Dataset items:

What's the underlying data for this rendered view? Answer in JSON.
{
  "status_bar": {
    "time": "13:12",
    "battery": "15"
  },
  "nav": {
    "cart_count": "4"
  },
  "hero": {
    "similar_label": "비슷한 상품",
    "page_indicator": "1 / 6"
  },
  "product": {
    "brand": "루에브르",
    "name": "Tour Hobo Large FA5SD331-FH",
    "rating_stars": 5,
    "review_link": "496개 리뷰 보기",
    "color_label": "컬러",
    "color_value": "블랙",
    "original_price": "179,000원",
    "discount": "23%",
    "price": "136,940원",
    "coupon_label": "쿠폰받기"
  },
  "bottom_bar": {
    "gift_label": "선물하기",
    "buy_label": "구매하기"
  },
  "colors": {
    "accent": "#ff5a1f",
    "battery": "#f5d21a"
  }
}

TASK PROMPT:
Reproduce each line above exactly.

ANSWER SPACE:
What's the underlying data for this rendered view? Answer in JSON.
{
  "status_bar": {
    "time": "13:12",
    "battery": "15"
  },
  "nav": {
    "cart_count": "4"
  },
  "hero": {
    "similar_label": "비슷한 상품",
    "page_indicator": "1 / 6"
  },
  "product": {
    "brand": "루에브르",
    "name": "Tour Hobo Large FA5SD331-FH",
    "rating_stars": 5,
    "review_link": "496개 리뷰 보기",
    "color_label": "컬러",
    "color_value": "블랙",
    "original_price": "179,000원",
    "discount": "23%",
    "price": "136,940원",
    "coupon_label": "쿠폰받기"
  },
  "bottom_bar": {
    "gift_label": "선물하기",
    "buy_label": "구매하기"
  },
  "colors": {
    "accent": "#ff5a1f",
    "battery": "#f5d21a"
  }
}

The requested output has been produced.